Here we are, days after the event in Davos, Switzerland in which Eason Jordan made accusations of the US Military deliberately targeting journalists, and still not a peep about it from the MSM. Considering what was said, there’s no way this isn’t a story. Either the accusations are true – in which case you’ve got a military aiming to snuff out journalists in order to silence them – or they’re false, in which case you’ve got a high-ranking member of a news organization making baseless claims in order to mislead their viewers and use his position to make the media smear the administration. Either way, it’s a story that needs to be told.
So why the news blackout?
Yeah, it never looks good when a public official receives several grand in “donations” just after doing something in office that really helped the “donors” out.
I hate to see well-written blogs close down. The first one of those I had the sad occasion to write about was Sgt. Hook (excuse me, Sgt. Major Hook) when he decided that he needed to shut down for the good of his men and his Army. I disagreed with him on it, but he made his decision and has now passed out of the blogosphere. Not even his URL comes back with anything any more. A shame, really, since his insights into Afghanistan provided us a window into what was really going on there in the absence of actual news reporting by the media. A whole lot of us miss him to this day.
Now, it seems The Diplomad is following suit. I suppose I can understand, but I don’t have to agree and I don’t have to like it.
|::::::::||It’s been fun; the postings from the readers have been great (except for the idiot trolls — the same ones who collapsed our hotmail account and made it useless.) But for a variety of personal and professional reasons it’s time to stop (we might blog again under a different name; might not.) Lest any of you think so, we have not been threatened or shut down; the State Department goons are not knocking at the door. It’s just time to do something else.
Thanks, folks. We’re better off because of your work, and we’ll miss you.
Victor David Hanson writes eloquently on the herd of “blame-America-first” globalists:
|::::::::||What explains this automatic censure of the United States, Israel, and to a lesser extent the Anglo-democracies of the United Kingdom and Australia? Westernization, coupled with globalization, has created an affluent and leisured elite that now gravitates to universities, the media, bureaucracies, and world organizations, all places where wealth is not created, but analyzed, critiqued, and lavishly spent.||::::::::|

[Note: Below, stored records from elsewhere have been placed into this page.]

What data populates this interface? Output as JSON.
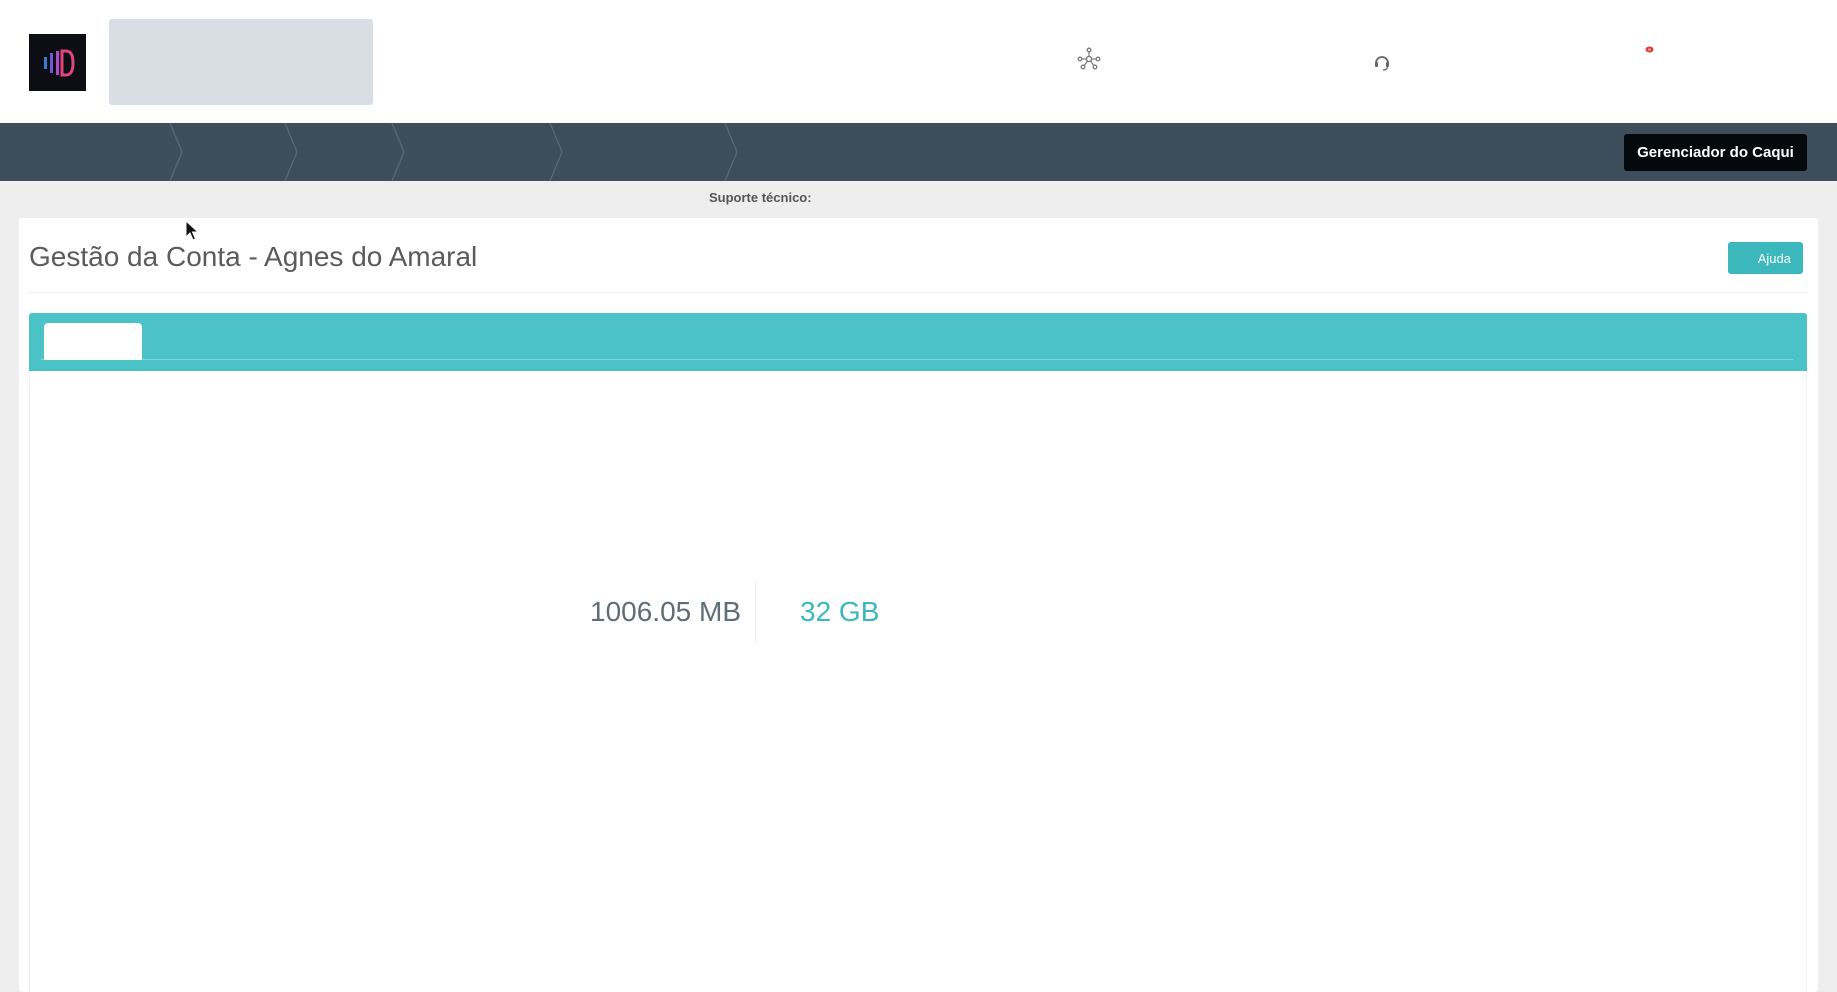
{
  "header": {
    "icons": [
      "logo-mark",
      "network-icon",
      "headset-icon",
      "notification-dot"
    ]
  },
  "breadcrumb": {
    "manager_button": "Gerenciador do Caqui"
  },
  "support": {
    "label": "Suporte técnico:"
  },
  "panel": {
    "title": "Gestão da Conta - Agnes do Amaral",
    "help_button": "Ajuda"
  },
  "storage": {
    "used": "1006.05 MB",
    "total": "32 GB"
  },
  "colors": {
    "accent": "#4bc2c5",
    "accent_dark": "#3cb8bc",
    "nav_bar": "#3d4d5c",
    "notification": "#e53935"
  }
}
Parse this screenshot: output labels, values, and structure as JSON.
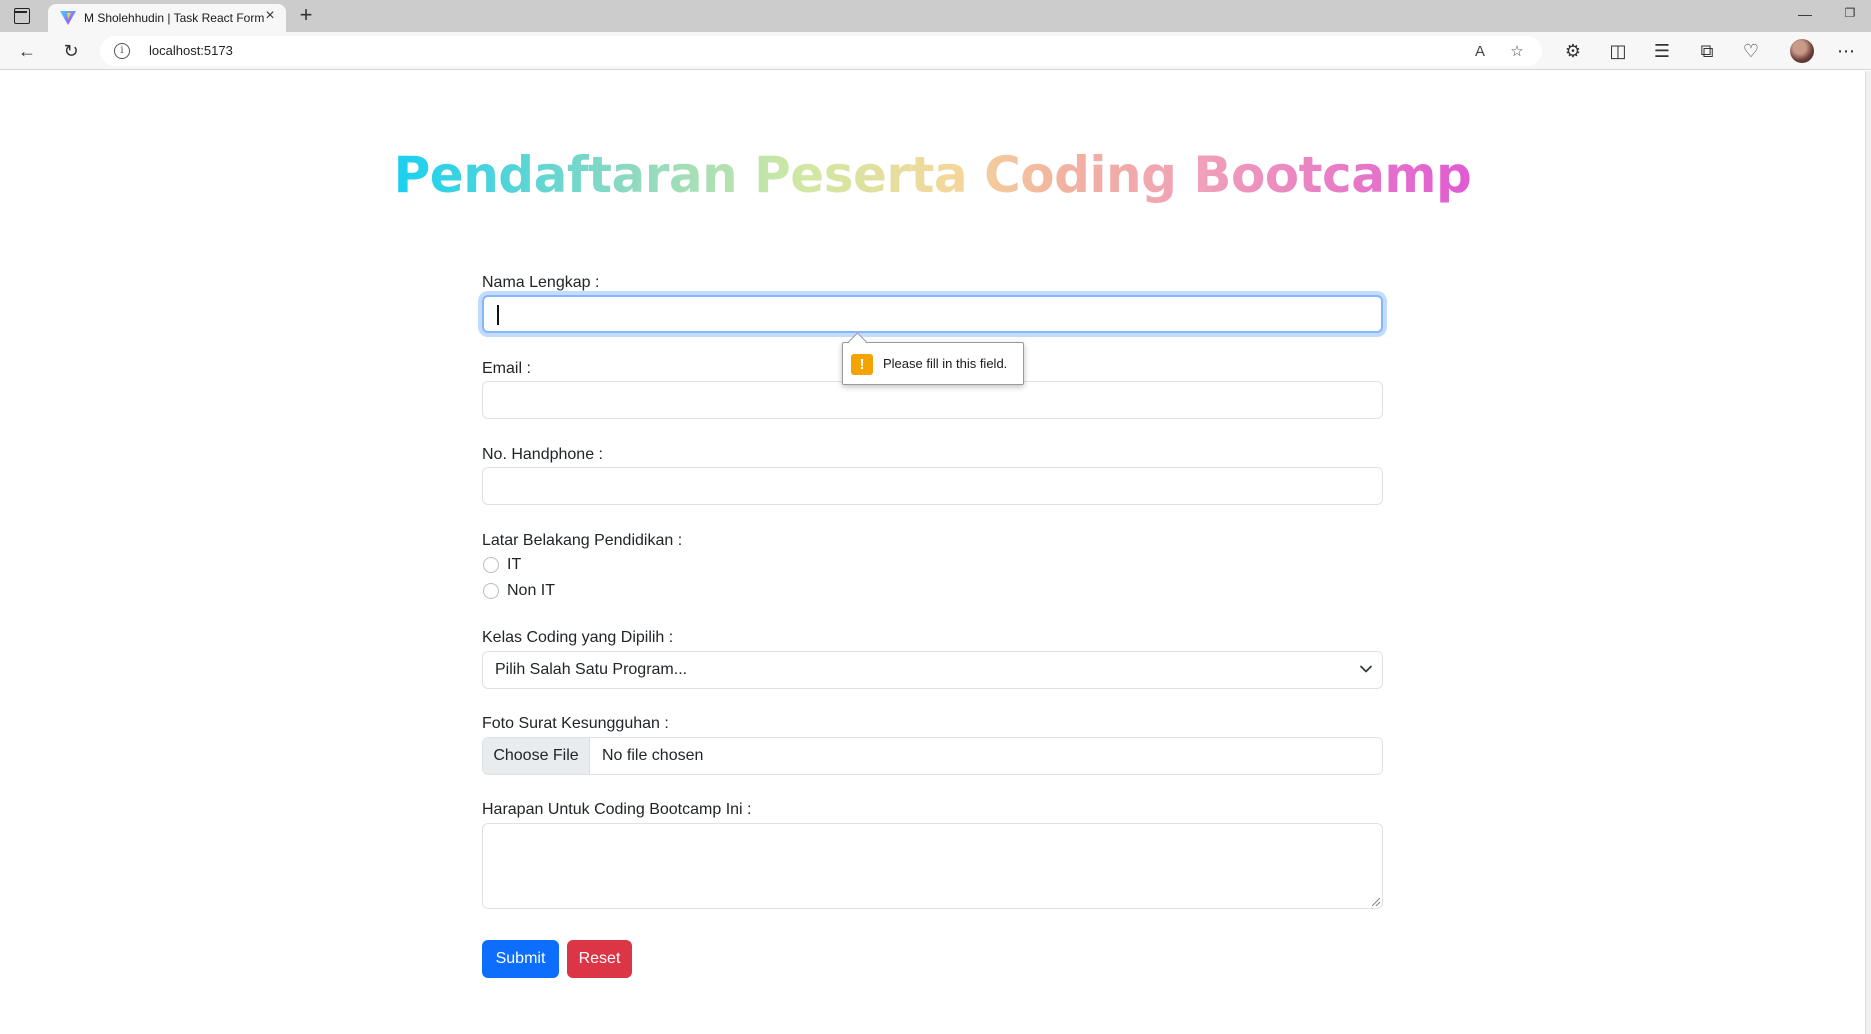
{
  "browser": {
    "tab_title": "M Sholehhudin | Task React Form",
    "new_tab_symbol": "+",
    "tab_close_symbol": "×",
    "address": "localhost:5173",
    "address_info_symbol": "i"
  },
  "page": {
    "title": "Pendaftaran Peserta Coding Bootcamp",
    "title_gradient": [
      "#19d0f0",
      "#cfe8a3",
      "#f4d79a",
      "#f0a0b8",
      "#e05ad4"
    ]
  },
  "form": {
    "nama_label": "Nama Lengkap :",
    "nama_value": "",
    "email_label": "Email :",
    "email_value": "",
    "hp_label": "No. Handphone :",
    "hp_value": "",
    "pendidikan_label": "Latar Belakang Pendidikan :",
    "pendidikan_options": [
      "IT",
      "Non IT"
    ],
    "kelas_label": "Kelas Coding yang Dipilih :",
    "kelas_selected": "Pilih Salah Satu Program...",
    "foto_label": "Foto Surat Kesungguhan :",
    "foto_button": "Choose File",
    "foto_status": "No file chosen",
    "harapan_label": "Harapan Untuk Coding Bootcamp Ini :",
    "harapan_value": "",
    "submit_label": "Submit",
    "reset_label": "Reset"
  },
  "validation": {
    "message": "Please fill in this field.",
    "icon_symbol": "!",
    "icon_color": "#f5a300"
  },
  "colors": {
    "primary": "#0d6efd",
    "danger": "#dc3545",
    "focus_border": "#86b7fe"
  }
}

(Emphasis his.) I agree with his sentiments, both repeated here and contained in his essay which I highy recommend. I and many of my colleagues on the right-hand side of the spectrum have written about this insistance by our so-called elite in focusing on any kind of bad news – either real or exaggerated – to the exclusion of all else. In any event, they seek the perspective that America must, must be in the wrong and highlight that side of the story as if it is the only side of the story. Hence the commentary of Senators Kennedy and Kerry regarding the Iraqi vote. Kennedy trots out his “quagmire” mindset on the eve of the election, unable to let the hint of optimism evident in the Iraqi surveys prior to the elections stand without at least trying to smack it down and remind everyone that this effort was just going to end in failure, failure, failure. Kerry has even less of an excuse – he was in possession of the news about how good the turnout was for the elections and yet just couldn’t be brought to concede what was, by then obvious. The elections were completely legitimate and the Iraqis knew it. He should have known it, too, but had to try to undercut the success story as best he could.
VDH ends with a valid question for these guys:
|::::::::||Yet as Yeehah! Howard Dean takes over the Democratic party, as Kojo Annan’s dad limps to the end of his tenure, and as a Saddam-trading Jacques Chirac talks grandly of global airfare taxes to help the poor, they should all ask themselves whether a weary public is listening any longer to the hyped and canned stories of their own courage and brilliance.||::::::::|